### [DATA]
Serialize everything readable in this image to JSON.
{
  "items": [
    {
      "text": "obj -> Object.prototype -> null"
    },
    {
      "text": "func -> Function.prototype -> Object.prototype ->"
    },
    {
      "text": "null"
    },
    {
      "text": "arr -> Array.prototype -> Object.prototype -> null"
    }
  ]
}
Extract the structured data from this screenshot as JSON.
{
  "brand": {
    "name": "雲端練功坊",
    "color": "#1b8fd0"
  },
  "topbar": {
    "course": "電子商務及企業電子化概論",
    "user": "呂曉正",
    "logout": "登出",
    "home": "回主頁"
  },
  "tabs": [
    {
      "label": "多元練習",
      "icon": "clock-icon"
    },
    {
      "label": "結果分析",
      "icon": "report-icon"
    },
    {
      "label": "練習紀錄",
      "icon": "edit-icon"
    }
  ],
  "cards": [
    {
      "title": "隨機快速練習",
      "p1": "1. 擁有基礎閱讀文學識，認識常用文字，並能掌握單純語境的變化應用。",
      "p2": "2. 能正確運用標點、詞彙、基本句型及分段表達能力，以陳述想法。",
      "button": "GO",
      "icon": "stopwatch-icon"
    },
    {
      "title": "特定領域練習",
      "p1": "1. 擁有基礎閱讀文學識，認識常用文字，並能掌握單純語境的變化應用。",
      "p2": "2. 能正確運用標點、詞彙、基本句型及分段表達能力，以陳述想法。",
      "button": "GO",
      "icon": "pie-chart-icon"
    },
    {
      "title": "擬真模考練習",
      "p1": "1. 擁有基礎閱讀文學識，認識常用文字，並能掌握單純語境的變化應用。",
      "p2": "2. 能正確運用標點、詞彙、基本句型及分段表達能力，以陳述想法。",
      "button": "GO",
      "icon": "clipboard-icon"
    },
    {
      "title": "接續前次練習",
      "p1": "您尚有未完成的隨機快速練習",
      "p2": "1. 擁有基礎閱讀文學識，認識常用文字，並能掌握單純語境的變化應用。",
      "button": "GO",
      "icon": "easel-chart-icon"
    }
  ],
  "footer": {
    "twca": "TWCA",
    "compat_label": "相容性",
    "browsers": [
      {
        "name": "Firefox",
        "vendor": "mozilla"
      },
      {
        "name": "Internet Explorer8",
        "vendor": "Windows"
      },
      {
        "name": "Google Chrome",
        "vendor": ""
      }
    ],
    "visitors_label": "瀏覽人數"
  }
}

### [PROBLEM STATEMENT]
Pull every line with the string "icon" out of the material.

### [RESPONSE TO THE EXERCISE]
      "icon": "clock-icon"
      "icon": "report-icon"
      "icon": "edit-icon"
      "icon": "stopwatch-icon"
      "icon": "pie-chart-icon"
      "icon": "clipboard-icon"
      "icon": "easel-chart-icon"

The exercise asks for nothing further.